Wiks Support

What is Wiks?

Every topic in Wikipedia links both to and from other topics, like a candle burning at both ends:

candle burning at both ends

Wiks offers a new approach to searching Wikipedia: forward or back, burn whichever wick gets you closer to what you’re looking for. Spend less time sifting through irrelevant text and get where you’re going faster.

Or just pass the time following the often surprising connections between articles. Can you get from X to Y to Z?

Using Wiks

Wiks was made to get you from what you know to what you need, without forcing you to read every word in between. Clicking through links in Wikipedia is like following a knotted rope:

extended rope

Wiks filters out all the boring text, extracting and displaying only the links between topics. This lets you jump from knot to knot (i.e., topic to topic) without all the extra reading:

rope on Wiks

To find what you’re looking for, enter a search term and tap a result to begin tracing a path to the information you need. Every time you tap a topic word in the list, it becomes the new “root word” and generates its own list of related topics.

When you reach an interesting topic word, tap the Wikipedia icon to view its full article. (You can also tap the word in the title bar to see its Wikipedia page.)

How it works

Wiks uses principles of graph theory to let you trace along the structure of information in Wikipedia, rather than get bogged down in content you’re not interested in. Each page’s title is a “node” or “vertex” on the graph.

There may be many paths between where you are and where you need to be. With clever searching and filtering, you can find your information faster than simply browsing Wikipedia.


There are three ways topics can be linked to a root word:

In Link In Link: some topic links to the current root  
  Out Link: the current root links to some topic In Link
In Link - Loop Loop Link: root and topic link to each other In Link - Loop

Buttons along the top of each topic’s list of links let you focus on a specific class of links.

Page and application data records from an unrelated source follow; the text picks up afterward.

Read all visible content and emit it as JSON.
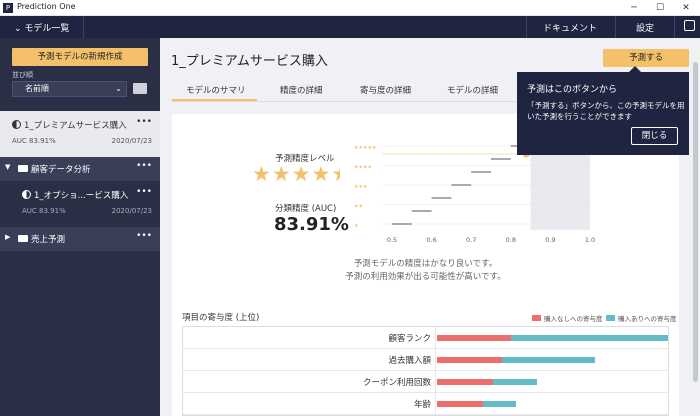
{
  "window": {
    "title": "Prediction One",
    "logo": "P"
  },
  "topbar": {
    "menu_label": "モデル一覧",
    "document": "ドキュメント",
    "settings": "設定"
  },
  "sidebar": {
    "new_button": "予測モデルの新規作成",
    "sort_label": "並び順",
    "sort_value": "名前順",
    "items": [
      {
        "name": "1_プレミアムサービス購入",
        "auc": "AUC  83.91%",
        "date": "2020/07/23"
      },
      {
        "name": "顧客データ分析"
      },
      {
        "name": "1_オプショ...ービス購入",
        "auc": "AUC  83.91%",
        "date": "2020/07/23"
      },
      {
        "name": "売上予測"
      }
    ]
  },
  "main": {
    "title": "1_プレミアムサービス購入",
    "predict_button": "予測する",
    "tabs": [
      "モデルのサマリ",
      "精度の詳細",
      "寄与度の詳細",
      "モデルの詳細"
    ],
    "summary": {
      "level_label": "予測精度レベル",
      "stars": 4.5,
      "auc_label": "分類精度 (AUC)",
      "auc_value": "83.91%",
      "note_line1": "予測モデルの精度はかなり良いです。",
      "note_line2": "予測の利用効果が出る可能性が高いです。"
    },
    "contribution": {
      "title": "項目の寄与度 (上位)",
      "legend_neg": "購入なしへの寄与度",
      "legend_pos": "購入ありへの寄与度",
      "rows": [
        {
          "label": "顧客ランク",
          "neg": 0.32,
          "pos": 0.68
        },
        {
          "label": "過去購入額",
          "neg": 0.28,
          "pos": 0.4
        },
        {
          "label": "クーポン利用回数",
          "neg": 0.24,
          "pos": 0.19
        },
        {
          "label": "年齢",
          "neg": 0.2,
          "pos": 0.14
        }
      ]
    }
  },
  "chart_data": {
    "type": "line",
    "x_ticks": [
      "0.5",
      "0.6",
      "0.7",
      "0.8",
      "0.9",
      "1.0"
    ],
    "xlim": [
      0.5,
      1.0
    ],
    "y_levels": [
      "★★★★★",
      "★★★★",
      "★★★",
      "★★",
      "★"
    ],
    "marker_x": 0.8391,
    "marker_level": 4.5,
    "steps_x": [
      0.5,
      0.55,
      0.6,
      0.65,
      0.7,
      0.75,
      0.8,
      0.85
    ]
  },
  "tooltip": {
    "title": "予測はこのボタンから",
    "body": "「予測する」ボタンから、この予測モデルを用いた予測を行うことができます",
    "close": "閉じる"
  },
  "colors": {
    "accent": "#f4c16a",
    "navy": "#1f2540",
    "neg": "#ee6e6e",
    "pos": "#63bcc7"
  }
}
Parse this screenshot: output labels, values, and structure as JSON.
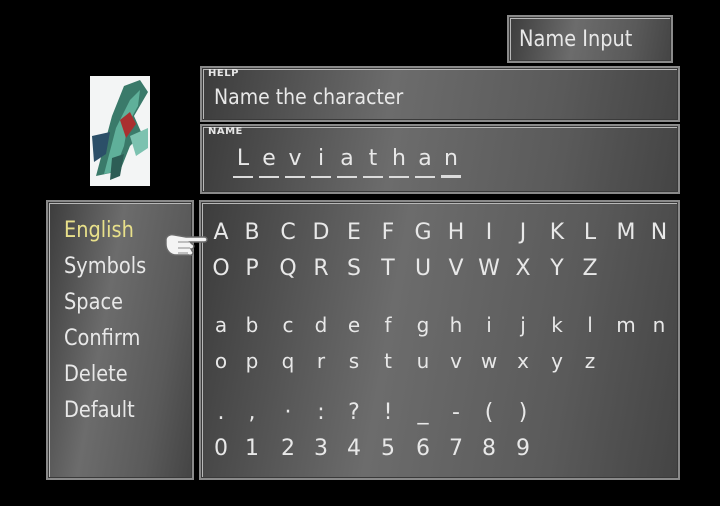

Press the “In Links” icon to show only those links; press the “Out Links” icon to show those links as well. Press a button again to toggle it off.


Depending on what you’re researching, some types of links are more useful than others. E.g., if you’re looking for what other bands members of a particular band have been in, you’d expect member names to be “Loop Links” to the band you know about, and bands that a particular member has been involved with would also be “Loop Links.”

If you’re playing a “Degrees of Separation” game, you would probably focus on “Out Links” and perhaps “Loop Links.” If you’ve written an article in Wikipedia yourself, you might check its “In Links” to see who’s linking to what you’ve written.


We hope this has given you enough information to start using Wiks effectively. If you would like more information, or have questions about how to use Wiks better, please contact us at support.wiks@sedify.com. You can also visit our website at http://sedify.com/wiks/.

Built by Steve and Marcelo, your pals at SEDIFY.